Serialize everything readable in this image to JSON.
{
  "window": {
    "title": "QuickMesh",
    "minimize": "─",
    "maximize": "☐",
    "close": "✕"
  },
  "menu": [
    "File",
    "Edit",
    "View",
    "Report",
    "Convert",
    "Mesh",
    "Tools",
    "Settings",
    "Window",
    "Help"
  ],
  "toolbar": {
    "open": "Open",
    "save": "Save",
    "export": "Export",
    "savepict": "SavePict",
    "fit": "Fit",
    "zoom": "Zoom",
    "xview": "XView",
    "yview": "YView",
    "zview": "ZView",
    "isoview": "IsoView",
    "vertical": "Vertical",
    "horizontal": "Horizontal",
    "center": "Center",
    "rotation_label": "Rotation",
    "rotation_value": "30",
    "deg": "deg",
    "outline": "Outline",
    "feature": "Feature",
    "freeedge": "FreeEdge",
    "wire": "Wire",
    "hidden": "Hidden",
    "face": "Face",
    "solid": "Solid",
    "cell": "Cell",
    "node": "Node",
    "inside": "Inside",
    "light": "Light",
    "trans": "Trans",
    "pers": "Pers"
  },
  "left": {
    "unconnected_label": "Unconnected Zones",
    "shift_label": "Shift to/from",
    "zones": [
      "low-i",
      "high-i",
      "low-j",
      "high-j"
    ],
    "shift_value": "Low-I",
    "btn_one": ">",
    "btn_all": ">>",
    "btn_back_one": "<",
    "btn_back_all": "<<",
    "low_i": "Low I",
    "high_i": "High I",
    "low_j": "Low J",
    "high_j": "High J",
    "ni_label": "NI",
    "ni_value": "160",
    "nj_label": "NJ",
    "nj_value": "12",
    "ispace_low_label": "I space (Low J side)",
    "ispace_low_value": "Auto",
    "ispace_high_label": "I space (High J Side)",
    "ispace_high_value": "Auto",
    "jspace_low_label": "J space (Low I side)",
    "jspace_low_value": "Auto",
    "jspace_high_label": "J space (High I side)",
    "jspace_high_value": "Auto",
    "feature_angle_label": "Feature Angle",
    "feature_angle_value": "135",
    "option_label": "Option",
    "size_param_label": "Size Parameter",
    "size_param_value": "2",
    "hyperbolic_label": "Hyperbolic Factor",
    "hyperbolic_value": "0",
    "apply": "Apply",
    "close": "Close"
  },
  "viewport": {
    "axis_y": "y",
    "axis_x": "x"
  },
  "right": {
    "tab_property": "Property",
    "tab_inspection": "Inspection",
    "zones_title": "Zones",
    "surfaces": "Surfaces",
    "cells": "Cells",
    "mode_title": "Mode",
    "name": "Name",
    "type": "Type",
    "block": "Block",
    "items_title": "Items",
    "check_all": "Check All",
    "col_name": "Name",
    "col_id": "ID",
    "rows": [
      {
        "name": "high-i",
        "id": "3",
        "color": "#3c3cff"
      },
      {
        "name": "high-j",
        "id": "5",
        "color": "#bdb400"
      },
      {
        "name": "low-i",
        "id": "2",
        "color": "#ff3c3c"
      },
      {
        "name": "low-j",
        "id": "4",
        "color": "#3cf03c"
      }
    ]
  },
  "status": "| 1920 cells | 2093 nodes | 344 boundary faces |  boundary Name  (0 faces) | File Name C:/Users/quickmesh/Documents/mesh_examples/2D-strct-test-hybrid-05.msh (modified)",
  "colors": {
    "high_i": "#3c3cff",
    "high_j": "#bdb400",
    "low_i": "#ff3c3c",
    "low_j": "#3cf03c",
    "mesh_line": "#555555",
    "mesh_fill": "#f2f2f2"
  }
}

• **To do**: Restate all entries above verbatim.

• **Reply**:
Serialize everything readable in this image to JSON.
{
  "window": {
    "title": "QuickMesh",
    "minimize": "─",
    "maximize": "☐",
    "close": "✕"
  },
  "menu": [
    "File",
    "Edit",
    "View",
    "Report",
    "Convert",
    "Mesh",
    "Tools",
    "Settings",
    "Window",
    "Help"
  ],
  "toolbar": {
    "open": "Open",
    "save": "Save",
    "export": "Export",
    "savepict": "SavePict",
    "fit": "Fit",
    "zoom": "Zoom",
    "xview": "XView",
    "yview": "YView",
    "zview": "ZView",
    "isoview": "IsoView",
    "vertical": "Vertical",
    "horizontal": "Horizontal",
    "center": "Center",
    "rotation_label": "Rotation",
    "rotation_value": "30",
    "deg": "deg",
    "outline": "Outline",
    "feature": "Feature",
    "freeedge": "FreeEdge",
    "wire": "Wire",
    "hidden": "Hidden",
    "face": "Face",
    "solid": "Solid",
    "cell": "Cell",
    "node": "Node",
    "inside": "Inside",
    "light": "Light",
    "trans": "Trans",
    "pers": "Pers"
  },
  "left": {
    "unconnected_label": "Unconnected Zones",
    "shift_label": "Shift to/from",
    "zones": [
      "low-i",
      "high-i",
      "low-j",
      "high-j"
    ],
    "shift_value": "Low-I",
    "btn_one": ">",
    "btn_all": ">>",
    "btn_back_one": "<",
    "btn_back_all": "<<",
    "low_i": "Low I",
    "high_i": "High I",
    "low_j": "Low J",
    "high_j": "High J",
    "ni_label": "NI",
    "ni_value": "160",
    "nj_label": "NJ",
    "nj_value": "12",
    "ispace_low_label": "I space (Low J side)",
    "ispace_low_value": "Auto",
    "ispace_high_label": "I space (High J Side)",
    "ispace_high_value": "Auto",
    "jspace_low_label": "J space (Low I side)",
    "jspace_low_value": "Auto",
    "jspace_high_label": "J space (High I side)",
    "jspace_high_value": "Auto",
    "feature_angle_label": "Feature Angle",
    "feature_angle_value": "135",
    "option_label": "Option",
    "size_param_label": "Size Parameter",
    "size_param_value": "2",
    "hyperbolic_label": "Hyperbolic Factor",
    "hyperbolic_value": "0",
    "apply": "Apply",
    "close": "Close"
  },
  "viewport": {
    "axis_y": "y",
    "axis_x": "x"
  },
  "right": {
    "tab_property": "Property",
    "tab_inspection": "Inspection",
    "zones_title": "Zones",
    "surfaces": "Surfaces",
    "cells": "Cells",
    "mode_title": "Mode",
    "name": "Name",
    "type": "Type",
    "block": "Block",
    "items_title": "Items",
    "check_all": "Check All",
    "col_name": "Name",
    "col_id": "ID",
    "rows": [
      {
        "name": "high-i",
        "id": "3",
        "color": "#3c3cff"
      },
      {
        "name": "high-j",
        "id": "5",
        "color": "#bdb400"
      },
      {
        "name": "low-i",
        "id": "2",
        "color": "#ff3c3c"
      },
      {
        "name": "low-j",
        "id": "4",
        "color": "#3cf03c"
      }
    ]
  },
  "status": "| 1920 cells | 2093 nodes | 344 boundary faces |  boundary Name  (0 faces) | File Name C:/Users/quickmesh/Documents/mesh_examples/2D-strct-test-hybrid-05.msh (modified)",
  "colors": {
    "high_i": "#3c3cff",
    "high_j": "#bdb400",
    "low_i": "#ff3c3c",
    "low_j": "#3cf03c",
    "mesh_line": "#555555",
    "mesh_fill": "#f2f2f2"
  }
}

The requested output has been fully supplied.